Primary and Secondary Sources for
Those interested in the history of Maine agriculture
will find an extensive literature available for further reading.
Researching Agriculture in Maine
Secondary sources include:
Primary sources on Maine agriculture include:
- Clarence A. Day's A History of Maine Agriculture, 1604-1860
(Orono, 1954) and Farming in Maine, 1860-1940 (Orono, 1963)
survey not only Maine agriculture but also Maine rural life generally.
- Harold F. Wilson's The Hill Country of Northern New England
(New York, 1936);
- Howard S. Russell's A long, Deep Furrow (Hanover, N.H.,
1982); and the Dublin Seminar for New England Folklife's annual
Proceedings for 1986, titled The Farm (Boston, 1988), provide
information on Maine agriculture in the context of New England
history.
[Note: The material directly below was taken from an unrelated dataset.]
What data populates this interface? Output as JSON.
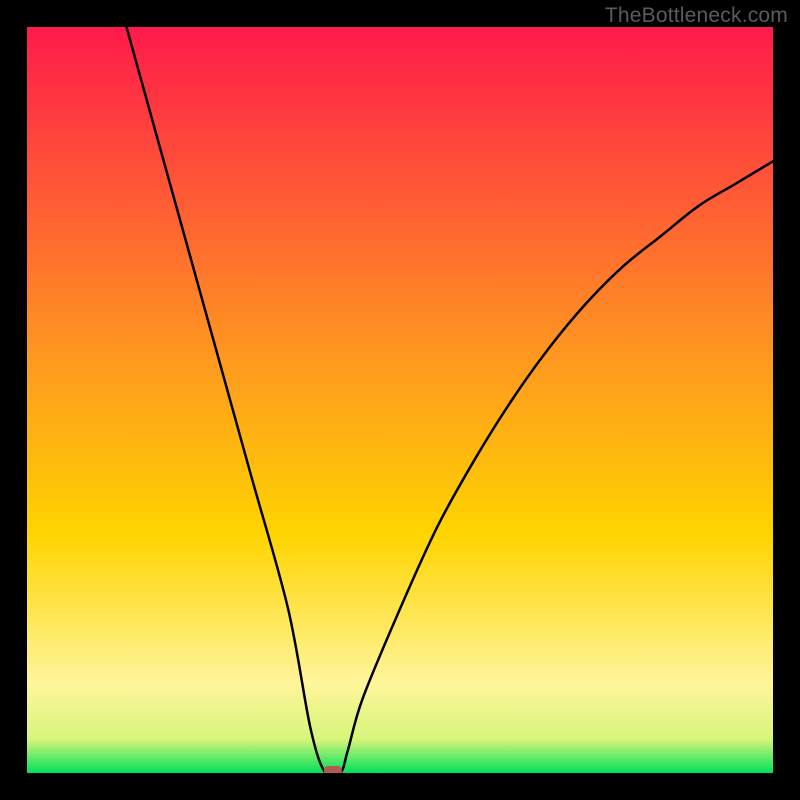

The bibliography contained in the latter volume is extremely
- Hal S. Barron's Those Who Stayed Behind (Cambridge,
1984), a study of the upland Vermont town of Chelsea, suggests
themes applicable to village society in western Maine.
- Alan Taylor's scholarly Liberty Men and Great Proprietors
(Chapel Hill, 1990) offers insight into political and social life
in rural central Maine, while Laurel Thatcher Ulrich's A Midwife's
Tale (New York, 1991), Nancy F. Cott's The Bonds of Womanhood
(New Haven, 1977), and Carolyn Merchant's Ecological Revolutions
(Chapel Hill, 1989) provide feminist perspectives on early nineteenth-century
rural society and agriculture in Maine and northern New England.
- Maine: The Pine Tree State from Prehistory to the Present
(University of Maine Press, 1995) provides a contemporaty,
comprehensive look at the history of Maine.
- Early local histories, used critically and interpretively,
can also yield a wealth of detail about rural life.